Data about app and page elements
===============

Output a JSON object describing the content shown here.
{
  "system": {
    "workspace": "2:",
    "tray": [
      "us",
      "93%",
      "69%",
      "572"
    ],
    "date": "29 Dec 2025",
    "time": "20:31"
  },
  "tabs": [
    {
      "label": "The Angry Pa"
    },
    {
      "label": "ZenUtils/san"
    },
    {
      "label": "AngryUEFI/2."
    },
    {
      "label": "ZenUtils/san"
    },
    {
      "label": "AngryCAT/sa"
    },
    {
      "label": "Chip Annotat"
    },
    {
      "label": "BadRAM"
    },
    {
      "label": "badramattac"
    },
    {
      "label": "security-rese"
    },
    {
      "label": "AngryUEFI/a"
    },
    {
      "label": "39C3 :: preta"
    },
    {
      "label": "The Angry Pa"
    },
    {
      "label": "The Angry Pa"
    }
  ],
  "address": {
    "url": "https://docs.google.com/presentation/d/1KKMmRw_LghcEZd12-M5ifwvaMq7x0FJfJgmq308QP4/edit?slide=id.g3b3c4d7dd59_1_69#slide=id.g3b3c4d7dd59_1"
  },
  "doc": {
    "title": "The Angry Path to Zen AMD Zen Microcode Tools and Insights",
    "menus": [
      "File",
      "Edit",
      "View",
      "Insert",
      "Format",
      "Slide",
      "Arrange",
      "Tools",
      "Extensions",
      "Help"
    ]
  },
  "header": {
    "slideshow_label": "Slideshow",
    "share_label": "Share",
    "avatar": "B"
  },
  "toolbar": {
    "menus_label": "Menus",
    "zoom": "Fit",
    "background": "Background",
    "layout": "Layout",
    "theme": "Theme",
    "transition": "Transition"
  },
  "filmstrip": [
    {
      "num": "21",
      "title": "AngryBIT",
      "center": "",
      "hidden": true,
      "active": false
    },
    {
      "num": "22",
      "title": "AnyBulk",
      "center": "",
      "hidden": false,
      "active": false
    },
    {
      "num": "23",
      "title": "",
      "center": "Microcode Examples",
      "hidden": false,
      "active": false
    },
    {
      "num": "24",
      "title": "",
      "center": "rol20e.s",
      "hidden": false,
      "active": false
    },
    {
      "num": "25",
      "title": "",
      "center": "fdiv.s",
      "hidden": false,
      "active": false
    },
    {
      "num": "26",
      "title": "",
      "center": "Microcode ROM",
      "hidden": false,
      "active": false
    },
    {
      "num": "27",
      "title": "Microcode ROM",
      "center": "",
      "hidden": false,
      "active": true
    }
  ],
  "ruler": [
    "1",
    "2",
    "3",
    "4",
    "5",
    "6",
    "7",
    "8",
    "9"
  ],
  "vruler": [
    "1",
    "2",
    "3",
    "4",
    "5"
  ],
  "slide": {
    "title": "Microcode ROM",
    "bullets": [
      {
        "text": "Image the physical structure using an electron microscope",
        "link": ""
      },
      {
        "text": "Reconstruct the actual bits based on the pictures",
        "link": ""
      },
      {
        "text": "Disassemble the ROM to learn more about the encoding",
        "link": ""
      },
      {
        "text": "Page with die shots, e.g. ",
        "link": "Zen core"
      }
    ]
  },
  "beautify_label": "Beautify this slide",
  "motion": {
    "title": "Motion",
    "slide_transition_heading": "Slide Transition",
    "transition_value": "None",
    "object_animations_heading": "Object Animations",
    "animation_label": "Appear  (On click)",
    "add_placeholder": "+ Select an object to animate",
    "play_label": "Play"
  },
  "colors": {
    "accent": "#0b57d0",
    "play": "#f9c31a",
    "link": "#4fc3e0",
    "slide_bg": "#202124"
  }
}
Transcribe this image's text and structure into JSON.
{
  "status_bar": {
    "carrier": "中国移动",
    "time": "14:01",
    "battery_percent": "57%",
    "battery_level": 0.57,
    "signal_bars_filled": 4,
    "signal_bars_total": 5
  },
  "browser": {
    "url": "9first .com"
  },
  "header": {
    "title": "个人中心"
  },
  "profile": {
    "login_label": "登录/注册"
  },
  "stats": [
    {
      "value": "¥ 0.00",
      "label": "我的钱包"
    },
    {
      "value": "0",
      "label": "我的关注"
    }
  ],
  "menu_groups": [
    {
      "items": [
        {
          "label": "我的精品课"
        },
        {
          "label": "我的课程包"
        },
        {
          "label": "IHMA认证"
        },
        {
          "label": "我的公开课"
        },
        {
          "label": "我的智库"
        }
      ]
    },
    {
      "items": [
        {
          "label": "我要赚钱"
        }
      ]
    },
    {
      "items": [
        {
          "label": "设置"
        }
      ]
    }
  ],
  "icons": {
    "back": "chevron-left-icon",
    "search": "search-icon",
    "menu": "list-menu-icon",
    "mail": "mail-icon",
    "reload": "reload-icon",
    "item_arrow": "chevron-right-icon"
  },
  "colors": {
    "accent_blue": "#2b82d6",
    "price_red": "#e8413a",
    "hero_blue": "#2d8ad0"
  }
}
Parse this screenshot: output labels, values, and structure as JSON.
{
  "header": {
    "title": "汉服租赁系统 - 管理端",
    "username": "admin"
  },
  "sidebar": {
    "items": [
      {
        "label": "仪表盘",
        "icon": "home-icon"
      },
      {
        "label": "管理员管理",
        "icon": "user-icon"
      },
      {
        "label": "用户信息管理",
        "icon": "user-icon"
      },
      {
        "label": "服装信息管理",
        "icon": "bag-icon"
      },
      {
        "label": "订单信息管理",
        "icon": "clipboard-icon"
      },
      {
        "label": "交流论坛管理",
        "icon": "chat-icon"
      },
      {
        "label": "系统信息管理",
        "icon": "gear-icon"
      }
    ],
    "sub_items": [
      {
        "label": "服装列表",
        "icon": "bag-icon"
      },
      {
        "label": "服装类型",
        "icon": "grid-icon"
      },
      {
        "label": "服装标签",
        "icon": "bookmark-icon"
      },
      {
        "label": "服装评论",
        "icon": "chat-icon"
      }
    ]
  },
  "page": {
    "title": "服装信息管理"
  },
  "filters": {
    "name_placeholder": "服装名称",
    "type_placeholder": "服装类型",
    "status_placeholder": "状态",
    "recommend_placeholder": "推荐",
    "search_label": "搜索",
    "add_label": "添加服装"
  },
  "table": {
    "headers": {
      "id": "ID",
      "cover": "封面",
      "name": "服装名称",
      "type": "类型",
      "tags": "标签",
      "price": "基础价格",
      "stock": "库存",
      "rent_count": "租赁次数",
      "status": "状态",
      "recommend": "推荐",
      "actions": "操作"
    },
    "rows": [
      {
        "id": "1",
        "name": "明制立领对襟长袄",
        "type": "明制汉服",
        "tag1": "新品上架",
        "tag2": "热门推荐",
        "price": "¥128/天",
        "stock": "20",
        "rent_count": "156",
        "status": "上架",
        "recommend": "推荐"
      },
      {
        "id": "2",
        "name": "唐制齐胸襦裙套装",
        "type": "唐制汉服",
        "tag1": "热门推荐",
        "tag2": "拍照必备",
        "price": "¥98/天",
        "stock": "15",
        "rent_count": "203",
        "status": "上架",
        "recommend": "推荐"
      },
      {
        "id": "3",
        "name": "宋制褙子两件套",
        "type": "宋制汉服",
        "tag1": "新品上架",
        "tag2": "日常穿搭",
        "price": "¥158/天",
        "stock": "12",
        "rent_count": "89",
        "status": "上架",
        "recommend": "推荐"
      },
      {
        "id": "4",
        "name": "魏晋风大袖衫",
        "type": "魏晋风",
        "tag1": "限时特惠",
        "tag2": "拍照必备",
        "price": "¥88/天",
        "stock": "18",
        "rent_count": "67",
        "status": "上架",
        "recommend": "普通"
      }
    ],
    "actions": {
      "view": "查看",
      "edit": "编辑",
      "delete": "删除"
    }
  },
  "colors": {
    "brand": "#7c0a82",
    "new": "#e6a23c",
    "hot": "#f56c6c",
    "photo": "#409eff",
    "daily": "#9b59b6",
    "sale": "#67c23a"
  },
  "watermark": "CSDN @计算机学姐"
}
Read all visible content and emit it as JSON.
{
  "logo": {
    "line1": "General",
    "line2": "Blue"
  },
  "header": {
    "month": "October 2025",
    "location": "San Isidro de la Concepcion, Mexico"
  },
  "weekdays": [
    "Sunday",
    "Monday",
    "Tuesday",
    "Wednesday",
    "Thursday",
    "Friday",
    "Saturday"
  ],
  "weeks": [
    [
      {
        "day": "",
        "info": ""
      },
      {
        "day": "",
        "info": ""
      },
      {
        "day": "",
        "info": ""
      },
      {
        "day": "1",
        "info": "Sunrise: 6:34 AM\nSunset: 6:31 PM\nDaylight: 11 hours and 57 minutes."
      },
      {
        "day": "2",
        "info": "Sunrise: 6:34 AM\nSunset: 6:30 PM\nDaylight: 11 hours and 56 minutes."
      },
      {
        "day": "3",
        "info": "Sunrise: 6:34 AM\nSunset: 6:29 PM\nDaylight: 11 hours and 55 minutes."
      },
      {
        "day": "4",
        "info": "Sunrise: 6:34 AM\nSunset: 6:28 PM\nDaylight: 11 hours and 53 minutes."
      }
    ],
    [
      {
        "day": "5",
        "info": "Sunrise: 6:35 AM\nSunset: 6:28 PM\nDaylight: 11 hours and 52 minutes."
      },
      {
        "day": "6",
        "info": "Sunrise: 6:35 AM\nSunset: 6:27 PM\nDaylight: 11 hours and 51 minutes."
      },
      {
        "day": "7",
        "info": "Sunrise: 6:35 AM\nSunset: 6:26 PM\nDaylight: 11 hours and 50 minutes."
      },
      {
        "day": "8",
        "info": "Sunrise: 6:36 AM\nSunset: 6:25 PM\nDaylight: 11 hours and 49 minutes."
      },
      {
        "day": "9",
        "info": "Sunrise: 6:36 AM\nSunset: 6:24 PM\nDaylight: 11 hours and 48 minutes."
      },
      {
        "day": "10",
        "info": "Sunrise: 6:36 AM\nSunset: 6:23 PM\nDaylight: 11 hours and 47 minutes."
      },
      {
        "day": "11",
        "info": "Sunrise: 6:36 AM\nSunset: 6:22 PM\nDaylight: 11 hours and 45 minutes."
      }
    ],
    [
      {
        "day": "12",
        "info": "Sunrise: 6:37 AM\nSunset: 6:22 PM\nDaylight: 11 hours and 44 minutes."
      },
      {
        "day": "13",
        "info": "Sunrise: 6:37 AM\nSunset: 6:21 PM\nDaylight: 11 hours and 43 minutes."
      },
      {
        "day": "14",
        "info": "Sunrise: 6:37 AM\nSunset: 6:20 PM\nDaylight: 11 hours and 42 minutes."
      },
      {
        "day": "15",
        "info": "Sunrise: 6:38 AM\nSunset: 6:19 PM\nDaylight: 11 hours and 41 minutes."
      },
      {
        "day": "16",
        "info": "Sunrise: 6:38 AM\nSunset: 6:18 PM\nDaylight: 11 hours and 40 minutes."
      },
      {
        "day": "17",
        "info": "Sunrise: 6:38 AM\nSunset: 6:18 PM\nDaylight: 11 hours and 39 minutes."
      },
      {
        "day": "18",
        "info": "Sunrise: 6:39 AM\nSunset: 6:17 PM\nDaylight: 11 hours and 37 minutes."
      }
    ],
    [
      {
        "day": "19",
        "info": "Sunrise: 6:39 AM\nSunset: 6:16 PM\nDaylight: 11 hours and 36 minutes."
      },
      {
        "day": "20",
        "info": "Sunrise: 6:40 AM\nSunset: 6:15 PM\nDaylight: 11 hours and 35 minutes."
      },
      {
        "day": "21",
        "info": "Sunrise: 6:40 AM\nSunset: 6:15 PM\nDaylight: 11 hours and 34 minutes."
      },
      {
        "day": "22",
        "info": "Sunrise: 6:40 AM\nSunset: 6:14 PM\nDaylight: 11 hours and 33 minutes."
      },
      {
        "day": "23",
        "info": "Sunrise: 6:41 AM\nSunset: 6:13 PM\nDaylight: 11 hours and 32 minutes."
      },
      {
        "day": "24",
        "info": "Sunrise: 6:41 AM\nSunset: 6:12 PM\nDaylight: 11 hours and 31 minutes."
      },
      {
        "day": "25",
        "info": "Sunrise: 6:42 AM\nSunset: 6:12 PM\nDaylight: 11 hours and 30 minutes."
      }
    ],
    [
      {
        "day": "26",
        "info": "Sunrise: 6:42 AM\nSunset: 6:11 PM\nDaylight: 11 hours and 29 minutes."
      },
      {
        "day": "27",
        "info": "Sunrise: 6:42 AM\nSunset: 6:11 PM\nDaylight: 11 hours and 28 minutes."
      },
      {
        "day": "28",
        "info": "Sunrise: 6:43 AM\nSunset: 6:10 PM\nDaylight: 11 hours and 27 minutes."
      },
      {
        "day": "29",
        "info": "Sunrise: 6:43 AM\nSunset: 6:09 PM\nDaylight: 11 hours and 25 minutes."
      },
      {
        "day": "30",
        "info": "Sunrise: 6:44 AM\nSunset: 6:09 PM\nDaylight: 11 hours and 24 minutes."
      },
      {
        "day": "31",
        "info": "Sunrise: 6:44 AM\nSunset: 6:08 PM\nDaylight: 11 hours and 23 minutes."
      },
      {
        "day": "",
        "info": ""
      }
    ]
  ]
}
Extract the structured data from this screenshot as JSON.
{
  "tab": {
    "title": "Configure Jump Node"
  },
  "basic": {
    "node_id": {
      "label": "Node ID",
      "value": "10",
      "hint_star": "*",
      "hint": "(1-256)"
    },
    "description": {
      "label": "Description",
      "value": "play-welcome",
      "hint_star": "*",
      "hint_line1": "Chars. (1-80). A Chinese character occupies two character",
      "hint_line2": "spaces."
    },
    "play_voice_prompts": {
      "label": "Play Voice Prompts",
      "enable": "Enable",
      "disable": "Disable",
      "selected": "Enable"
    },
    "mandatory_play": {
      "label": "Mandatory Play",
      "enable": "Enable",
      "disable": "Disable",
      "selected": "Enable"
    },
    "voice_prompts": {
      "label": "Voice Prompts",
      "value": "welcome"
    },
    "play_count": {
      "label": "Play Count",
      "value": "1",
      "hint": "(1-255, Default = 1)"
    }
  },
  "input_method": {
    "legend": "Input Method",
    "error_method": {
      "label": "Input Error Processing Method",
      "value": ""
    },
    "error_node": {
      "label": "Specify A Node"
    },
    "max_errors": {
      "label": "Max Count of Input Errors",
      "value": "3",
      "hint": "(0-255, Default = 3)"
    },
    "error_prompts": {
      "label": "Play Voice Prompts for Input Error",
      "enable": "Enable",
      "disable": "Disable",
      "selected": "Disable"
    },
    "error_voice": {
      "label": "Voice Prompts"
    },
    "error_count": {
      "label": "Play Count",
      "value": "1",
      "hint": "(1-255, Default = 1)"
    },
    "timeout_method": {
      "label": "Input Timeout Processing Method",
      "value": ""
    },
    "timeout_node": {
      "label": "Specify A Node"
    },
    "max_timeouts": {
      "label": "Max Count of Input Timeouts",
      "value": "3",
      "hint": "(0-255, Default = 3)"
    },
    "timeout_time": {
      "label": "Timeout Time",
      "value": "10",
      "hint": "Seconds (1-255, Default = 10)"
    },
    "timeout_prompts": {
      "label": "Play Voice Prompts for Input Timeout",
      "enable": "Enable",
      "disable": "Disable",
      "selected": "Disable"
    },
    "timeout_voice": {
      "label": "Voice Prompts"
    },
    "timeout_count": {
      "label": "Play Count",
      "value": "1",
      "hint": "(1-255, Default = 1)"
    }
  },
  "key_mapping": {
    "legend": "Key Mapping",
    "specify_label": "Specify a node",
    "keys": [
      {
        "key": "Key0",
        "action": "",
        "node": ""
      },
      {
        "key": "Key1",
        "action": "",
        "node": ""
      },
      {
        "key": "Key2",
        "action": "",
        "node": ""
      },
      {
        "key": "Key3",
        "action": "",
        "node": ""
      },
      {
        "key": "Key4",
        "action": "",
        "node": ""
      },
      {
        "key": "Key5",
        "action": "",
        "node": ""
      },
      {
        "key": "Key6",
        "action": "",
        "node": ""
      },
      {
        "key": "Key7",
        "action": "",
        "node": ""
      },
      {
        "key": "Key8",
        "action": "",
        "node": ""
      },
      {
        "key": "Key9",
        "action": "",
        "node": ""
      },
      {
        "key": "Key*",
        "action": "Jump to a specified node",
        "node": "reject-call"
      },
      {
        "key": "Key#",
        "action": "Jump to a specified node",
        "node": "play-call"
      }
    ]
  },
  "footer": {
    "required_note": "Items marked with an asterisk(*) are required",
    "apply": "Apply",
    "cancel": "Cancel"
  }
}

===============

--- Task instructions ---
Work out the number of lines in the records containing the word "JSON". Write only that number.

--- Output for this task ---
5